#### Required action
Your answer should be one number: how many lines below have the word "uninstall".

#### Entries taken from a collection
- - -

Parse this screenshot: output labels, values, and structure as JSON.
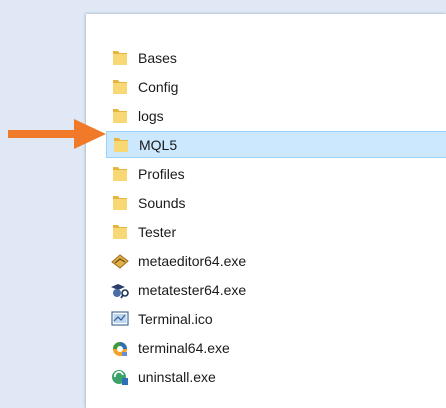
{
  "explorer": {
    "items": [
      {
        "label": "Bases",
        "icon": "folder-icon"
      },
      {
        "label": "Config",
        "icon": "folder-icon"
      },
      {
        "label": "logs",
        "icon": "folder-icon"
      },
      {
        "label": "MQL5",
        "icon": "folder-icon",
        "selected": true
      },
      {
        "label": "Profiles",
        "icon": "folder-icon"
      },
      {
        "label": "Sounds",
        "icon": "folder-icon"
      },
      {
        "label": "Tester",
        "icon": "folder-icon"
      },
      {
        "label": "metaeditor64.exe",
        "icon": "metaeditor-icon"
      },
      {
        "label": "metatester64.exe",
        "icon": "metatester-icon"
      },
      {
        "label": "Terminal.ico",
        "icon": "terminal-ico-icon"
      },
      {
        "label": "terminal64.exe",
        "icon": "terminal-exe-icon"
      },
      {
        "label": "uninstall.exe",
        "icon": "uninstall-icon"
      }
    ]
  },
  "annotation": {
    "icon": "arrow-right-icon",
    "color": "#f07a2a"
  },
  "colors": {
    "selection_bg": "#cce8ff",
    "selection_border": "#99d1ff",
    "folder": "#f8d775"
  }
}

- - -

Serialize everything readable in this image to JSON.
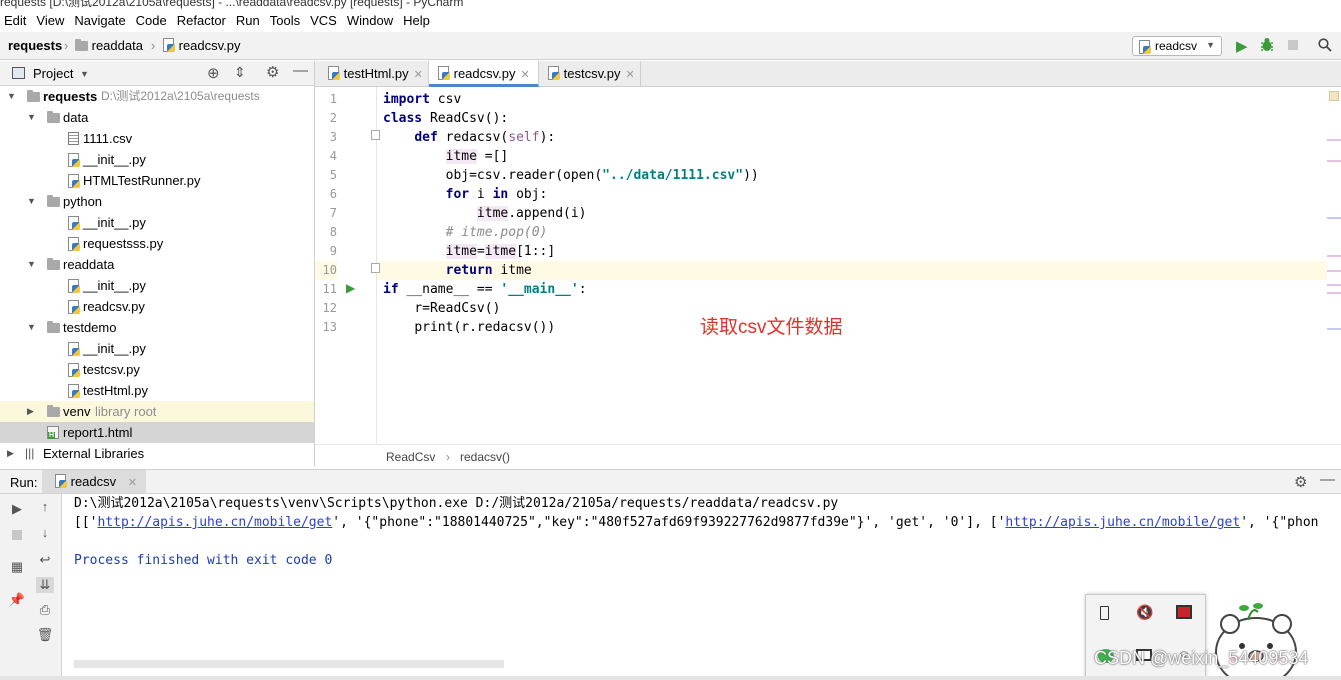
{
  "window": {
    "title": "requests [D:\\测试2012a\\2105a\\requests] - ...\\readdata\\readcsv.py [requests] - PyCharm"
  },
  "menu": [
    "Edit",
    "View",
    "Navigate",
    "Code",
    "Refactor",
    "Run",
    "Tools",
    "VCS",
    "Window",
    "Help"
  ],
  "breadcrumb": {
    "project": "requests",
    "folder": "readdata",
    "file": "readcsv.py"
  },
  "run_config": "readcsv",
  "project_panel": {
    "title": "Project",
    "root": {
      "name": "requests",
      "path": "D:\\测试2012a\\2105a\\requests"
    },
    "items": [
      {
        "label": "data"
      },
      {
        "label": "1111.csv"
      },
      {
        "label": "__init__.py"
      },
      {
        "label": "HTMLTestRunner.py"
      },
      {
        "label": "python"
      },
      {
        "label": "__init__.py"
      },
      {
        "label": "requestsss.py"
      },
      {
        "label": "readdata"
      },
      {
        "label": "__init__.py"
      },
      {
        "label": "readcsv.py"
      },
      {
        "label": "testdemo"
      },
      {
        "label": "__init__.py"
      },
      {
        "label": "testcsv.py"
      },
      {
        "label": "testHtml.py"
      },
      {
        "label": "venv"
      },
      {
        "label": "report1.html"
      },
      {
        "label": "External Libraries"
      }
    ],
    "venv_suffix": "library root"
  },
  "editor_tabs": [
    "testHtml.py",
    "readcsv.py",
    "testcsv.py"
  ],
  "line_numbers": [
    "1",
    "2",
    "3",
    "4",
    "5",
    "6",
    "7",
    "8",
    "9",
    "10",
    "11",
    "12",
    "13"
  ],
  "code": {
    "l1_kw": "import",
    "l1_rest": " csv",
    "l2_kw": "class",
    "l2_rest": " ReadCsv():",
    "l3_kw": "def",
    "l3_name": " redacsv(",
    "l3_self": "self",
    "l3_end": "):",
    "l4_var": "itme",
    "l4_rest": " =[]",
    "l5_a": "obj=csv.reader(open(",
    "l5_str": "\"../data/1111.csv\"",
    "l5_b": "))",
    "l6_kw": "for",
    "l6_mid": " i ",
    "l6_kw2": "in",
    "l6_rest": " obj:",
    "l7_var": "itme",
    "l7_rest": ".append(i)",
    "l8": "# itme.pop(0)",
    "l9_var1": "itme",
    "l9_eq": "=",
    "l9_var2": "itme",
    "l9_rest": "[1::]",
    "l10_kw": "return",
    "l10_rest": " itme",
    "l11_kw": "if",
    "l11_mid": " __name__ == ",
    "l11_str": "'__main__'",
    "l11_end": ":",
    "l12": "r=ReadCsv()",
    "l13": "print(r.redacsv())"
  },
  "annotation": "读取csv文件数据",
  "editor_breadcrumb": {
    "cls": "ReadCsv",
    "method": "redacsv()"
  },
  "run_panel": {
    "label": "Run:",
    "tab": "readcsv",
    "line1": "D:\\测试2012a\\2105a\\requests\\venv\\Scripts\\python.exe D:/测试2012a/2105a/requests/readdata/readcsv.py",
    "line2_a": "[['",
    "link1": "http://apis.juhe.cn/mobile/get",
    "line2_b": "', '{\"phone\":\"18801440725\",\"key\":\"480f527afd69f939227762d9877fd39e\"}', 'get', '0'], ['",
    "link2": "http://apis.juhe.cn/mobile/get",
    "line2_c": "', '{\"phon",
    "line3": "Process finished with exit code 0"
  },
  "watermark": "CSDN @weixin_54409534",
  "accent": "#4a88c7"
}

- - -

#### Task answer
2